When I joined AARP last year, it was after years of watching my parents and my husband’s parents talk about articles, magazines, and discounts. Sure enough, after paying that $12 membership fee, my husband purchased new glasses and they took $27 off when we flashed the AARP card. Since then I’ve used it for quite a few other purchases. I enjoy the AARP blogs and the website, and their aging research is often compelling, not to mention well done.
But to tell the truth, I am getting a bit tired of hearing from AARP. Between the e-mails (national and state — something comes almost every day), the solicitations (insurance or all types and renewal request months too early), the publications (at least once a week), and all the other advertising for products (a couple of times a week), it’s just too much.
Now I’m throwing much of it away. Did I check some boxes that I did not intend to check or am I just receiving all of this as a part of my $12 membership?
So I was intrigued when Jane Gross, author of A BitterSweet Season and a founder of the New York Times’s New Old Age blog, put the following comments on Facebook last week reflecting my thoughts — exactly.
Why does everyone assume AARP “products” like Medigap policies and Part D drug plans are better than the competition? Cuz AARP has a humongous mailing list and can afford to bury us in solicitations? Cuz our parents believed the welfare of the elderly was their mission? Nonsense. Yes, they are advocates for old people. Yes, they do fine research on aging. But they are also — with each division in a separate for-profit or not-for-profit silo — hucksters, like all private insurers and like Big Pharma. Toss the mounds of mailings or at least take the time to comparison shop. Just cuz it’s legal doesn’t make it right.

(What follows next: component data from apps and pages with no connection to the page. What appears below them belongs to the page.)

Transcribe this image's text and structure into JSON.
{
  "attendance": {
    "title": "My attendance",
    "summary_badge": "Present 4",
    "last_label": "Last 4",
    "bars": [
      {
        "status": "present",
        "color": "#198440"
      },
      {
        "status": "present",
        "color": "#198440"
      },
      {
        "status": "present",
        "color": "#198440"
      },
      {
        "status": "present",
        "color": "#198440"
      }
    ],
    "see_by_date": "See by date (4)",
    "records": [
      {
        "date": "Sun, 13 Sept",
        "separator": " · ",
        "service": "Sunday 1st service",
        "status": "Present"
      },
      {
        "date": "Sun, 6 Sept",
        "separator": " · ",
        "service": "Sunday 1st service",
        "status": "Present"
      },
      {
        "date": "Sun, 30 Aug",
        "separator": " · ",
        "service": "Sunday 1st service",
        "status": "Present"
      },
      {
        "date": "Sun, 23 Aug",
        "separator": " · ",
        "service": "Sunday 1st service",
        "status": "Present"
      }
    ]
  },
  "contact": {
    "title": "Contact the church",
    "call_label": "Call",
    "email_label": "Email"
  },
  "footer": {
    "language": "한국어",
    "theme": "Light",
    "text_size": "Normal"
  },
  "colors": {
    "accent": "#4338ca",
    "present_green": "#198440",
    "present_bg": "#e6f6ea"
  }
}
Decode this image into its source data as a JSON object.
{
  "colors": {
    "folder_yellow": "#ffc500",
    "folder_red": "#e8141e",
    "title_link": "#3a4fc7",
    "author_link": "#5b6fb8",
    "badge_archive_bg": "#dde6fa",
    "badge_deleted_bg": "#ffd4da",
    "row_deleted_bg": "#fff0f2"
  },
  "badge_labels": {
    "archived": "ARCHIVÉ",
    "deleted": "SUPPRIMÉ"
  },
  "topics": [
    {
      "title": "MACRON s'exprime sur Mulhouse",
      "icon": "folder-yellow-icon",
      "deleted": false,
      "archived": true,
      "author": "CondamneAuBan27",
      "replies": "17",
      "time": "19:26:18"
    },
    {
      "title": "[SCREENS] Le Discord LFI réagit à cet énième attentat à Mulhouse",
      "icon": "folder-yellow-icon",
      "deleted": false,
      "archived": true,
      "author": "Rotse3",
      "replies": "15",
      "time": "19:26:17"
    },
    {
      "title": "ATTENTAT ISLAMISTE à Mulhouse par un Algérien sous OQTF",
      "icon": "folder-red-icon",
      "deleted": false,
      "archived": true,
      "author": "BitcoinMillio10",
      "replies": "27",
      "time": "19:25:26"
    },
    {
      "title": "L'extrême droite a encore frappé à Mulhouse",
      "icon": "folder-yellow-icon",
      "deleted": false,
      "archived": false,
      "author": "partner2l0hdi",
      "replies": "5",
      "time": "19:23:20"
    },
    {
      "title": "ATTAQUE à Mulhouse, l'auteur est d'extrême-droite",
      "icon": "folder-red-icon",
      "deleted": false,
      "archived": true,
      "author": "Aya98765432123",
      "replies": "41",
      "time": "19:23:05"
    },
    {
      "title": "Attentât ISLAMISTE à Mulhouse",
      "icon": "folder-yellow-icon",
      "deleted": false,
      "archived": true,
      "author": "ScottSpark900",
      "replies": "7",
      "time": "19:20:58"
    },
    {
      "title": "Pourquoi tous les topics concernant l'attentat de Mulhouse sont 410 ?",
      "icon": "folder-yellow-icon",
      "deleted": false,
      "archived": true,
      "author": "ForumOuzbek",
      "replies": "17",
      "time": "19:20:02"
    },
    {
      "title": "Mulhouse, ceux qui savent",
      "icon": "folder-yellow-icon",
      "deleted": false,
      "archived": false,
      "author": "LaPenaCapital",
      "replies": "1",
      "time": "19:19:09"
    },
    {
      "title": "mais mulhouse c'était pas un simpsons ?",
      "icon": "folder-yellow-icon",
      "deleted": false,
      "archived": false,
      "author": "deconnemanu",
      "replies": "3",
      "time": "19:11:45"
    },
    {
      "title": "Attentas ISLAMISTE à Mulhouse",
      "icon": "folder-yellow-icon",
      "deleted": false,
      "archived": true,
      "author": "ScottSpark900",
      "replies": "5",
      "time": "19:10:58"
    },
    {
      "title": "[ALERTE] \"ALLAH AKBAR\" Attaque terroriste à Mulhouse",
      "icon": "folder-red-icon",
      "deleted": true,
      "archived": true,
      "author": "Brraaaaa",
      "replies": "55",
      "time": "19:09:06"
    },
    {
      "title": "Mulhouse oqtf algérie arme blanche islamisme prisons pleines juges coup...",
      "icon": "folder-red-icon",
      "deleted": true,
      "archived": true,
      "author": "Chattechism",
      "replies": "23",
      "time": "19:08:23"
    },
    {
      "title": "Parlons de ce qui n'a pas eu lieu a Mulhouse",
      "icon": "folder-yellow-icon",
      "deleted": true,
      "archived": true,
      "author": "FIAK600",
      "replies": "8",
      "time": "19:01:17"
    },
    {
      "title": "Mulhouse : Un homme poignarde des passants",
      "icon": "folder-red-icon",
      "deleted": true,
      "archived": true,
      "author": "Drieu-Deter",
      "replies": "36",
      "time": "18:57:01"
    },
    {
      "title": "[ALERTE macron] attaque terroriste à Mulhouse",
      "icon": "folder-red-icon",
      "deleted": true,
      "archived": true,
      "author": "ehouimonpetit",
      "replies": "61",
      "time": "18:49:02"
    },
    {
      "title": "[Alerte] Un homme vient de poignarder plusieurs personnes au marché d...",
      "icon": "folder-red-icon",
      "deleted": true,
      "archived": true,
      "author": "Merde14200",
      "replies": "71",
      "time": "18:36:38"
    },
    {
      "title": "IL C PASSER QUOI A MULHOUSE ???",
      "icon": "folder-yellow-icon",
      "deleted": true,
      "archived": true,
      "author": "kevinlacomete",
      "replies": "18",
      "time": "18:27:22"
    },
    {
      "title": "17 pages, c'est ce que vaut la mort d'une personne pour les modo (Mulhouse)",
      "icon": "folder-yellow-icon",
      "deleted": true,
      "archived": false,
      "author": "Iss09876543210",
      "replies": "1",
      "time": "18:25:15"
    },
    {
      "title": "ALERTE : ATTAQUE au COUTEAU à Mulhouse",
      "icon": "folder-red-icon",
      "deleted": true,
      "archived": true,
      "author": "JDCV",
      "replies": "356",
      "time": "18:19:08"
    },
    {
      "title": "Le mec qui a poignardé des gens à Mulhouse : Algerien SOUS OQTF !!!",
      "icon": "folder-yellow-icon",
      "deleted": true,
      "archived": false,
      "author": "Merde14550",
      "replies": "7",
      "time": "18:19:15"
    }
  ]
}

I am experiencing AARP fatigue. It’s way too much advertising for us and for our aging parents. Slow down the communications, please.